Michel believes that free agents are becoming the dominant form of economic activity in the post-dot com world. As a result, people and their networks are becoming increasingly important as individuals rely on each other for information and collaboration within a trusted relationship. The new social computing technologies have enabled peer to peer networks to grow rapidly, Facebook being a prime example. The value from these networks is created by the individual. Michel calls this the “wealth of networks”.
Michel argues that institutions, such as corporations and governments, have become less accountable to the public and trust in them has fallen significantly. Trust between peers has become the most important trust relationship. At the same time, a new generation of young, mobile and independent workers have emerged to find new meaning from the traditional work relationship between employer and employee. Combined, the individual is becoming more reliant on peer to peer networks in both work and social contexts, based on peer production, peer governance, and a common inclusionary network culture.
Michel also notes the importance of the “passionate user”, an individual with an intrinsic and positive motivation to do things for non-monetary reasons. As the threshold for voluntary particpation increases, aided by inexpensive social technologies, the peer to peer network increases, and the opportunity for creative innovation is enhanced. Michel gave the example of Linux that was started by volunteers, and the success of the open source movement. Innovation becomes social and flexible, the antithesis of traditional workplace heirarchies.
Michel posits that we are entering a fundamental shift in the economic landscape, moving to a peer to peer mode of production. After all, with knowledge and a computer, Michel says that individuals can now control the means of production.
The social network becomes the competitive advantage. Quoting Fernanda Ibarra: “The main source of value creation is shared knowledge and collective intelligence, not land, labour, or capital. It is that shift in the basis of value creation, what propelled virtual communities in the limelight as collective players with largely untapped potential for radical innovation”. The collective intelligence of the network, peer governance, and the democratisation of innovation will be the defining features of the peer to peer networked world.
I enjoyed the positive and enthusiastic vision of the future, especially the democratisation of production and the ability of individuals to choose their own destinies.
For me, the impact was twofold. Firstly, the importance of the virtual social network became clearer to me. Social computing is the lead instrument for many people today in connecting with other people who they may never actually meet in person. At the same time, new ways of using social networks do provide opportunities for later face-to-face interactions. Michel cited the example of CouchSurfing where people make available couch accommodation in their homes for visitors and tourists, people who they have an association with through networks despite never having physically met them. I guess it’s not really too far removed from word-of-mouth that was so prominant (and primitive in retrospect) when I was backpacking around Europe and Africa in the 1980’s looking for safe places to stay at low cost.
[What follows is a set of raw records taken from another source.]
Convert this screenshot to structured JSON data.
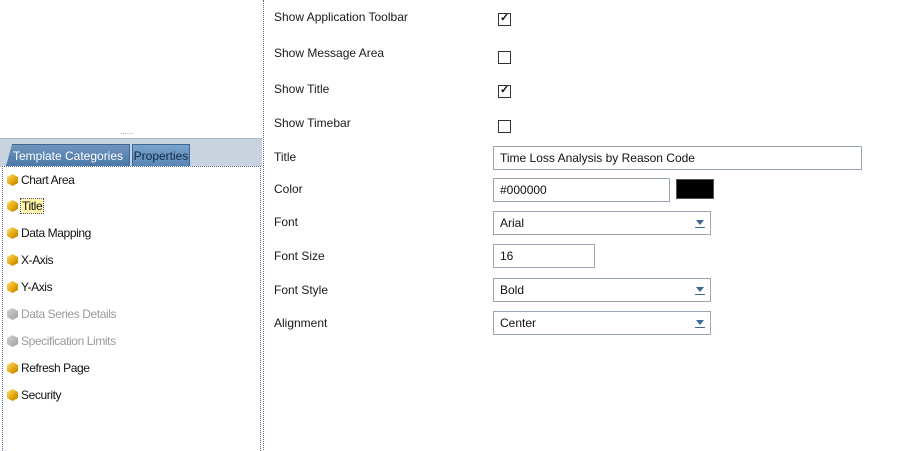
{
  "left_panel": {
    "grip": "......",
    "tabs": {
      "template_categories": "Template Categories",
      "properties": "Properties"
    },
    "items": [
      {
        "label": "Chart Area",
        "disabled": false,
        "selected": false
      },
      {
        "label": "Title",
        "disabled": false,
        "selected": true
      },
      {
        "label": "Data Mapping",
        "disabled": false,
        "selected": false
      },
      {
        "label": "X-Axis",
        "disabled": false,
        "selected": false
      },
      {
        "label": "Y-Axis",
        "disabled": false,
        "selected": false
      },
      {
        "label": "Data Series Details",
        "disabled": true,
        "selected": false
      },
      {
        "label": "Specification Limits",
        "disabled": true,
        "selected": false
      },
      {
        "label": "Refresh Page",
        "disabled": false,
        "selected": false
      },
      {
        "label": "Security",
        "disabled": false,
        "selected": false
      }
    ]
  },
  "properties": {
    "show_app_toolbar": {
      "label": "Show Application Toolbar",
      "checked": true
    },
    "show_message_area": {
      "label": "Show Message Area",
      "checked": false
    },
    "show_title": {
      "label": "Show Title",
      "checked": true
    },
    "show_timebar": {
      "label": "Show Timebar",
      "checked": false
    },
    "title": {
      "label": "Title",
      "value": "Time Loss Analysis by Reason Code"
    },
    "color": {
      "label": "Color",
      "value": "#000000",
      "swatch": "#000000"
    },
    "font": {
      "label": "Font",
      "value": "Arial"
    },
    "font_size": {
      "label": "Font Size",
      "value": "16"
    },
    "font_style": {
      "label": "Font Style",
      "value": "Bold"
    },
    "alignment": {
      "label": "Alignment",
      "value": "Center"
    },
    "check_glyph": "✓"
  },
  "colors": {
    "tab_active": "#4a78a8",
    "tabbar": "#c9d3df",
    "icon": "#e2a20a",
    "icon_disabled": "#9e9e9e",
    "select_arrow": "#3d6896"
  }
}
Secondly, the new economic model in which individuals are empowered in the labour market by their knowledge and their social networks is very interesting. I see how this is happening now with the high rate of labour mobility in the workforce but wonder if this is sustainable if economic conditions worsen and economies plunge into recession. Moreover, I wonder whether heirarchical organisational structures are really breaking down and whether the associated power relations inside those organisations are changing for the better. Certainly, autonomous networked individuals working collaboratively for the common good is an attractive proposition.
Over the coming weekend, I will conclude my overview of the KM Australia 2007 conference with some notes on some of the other presentations.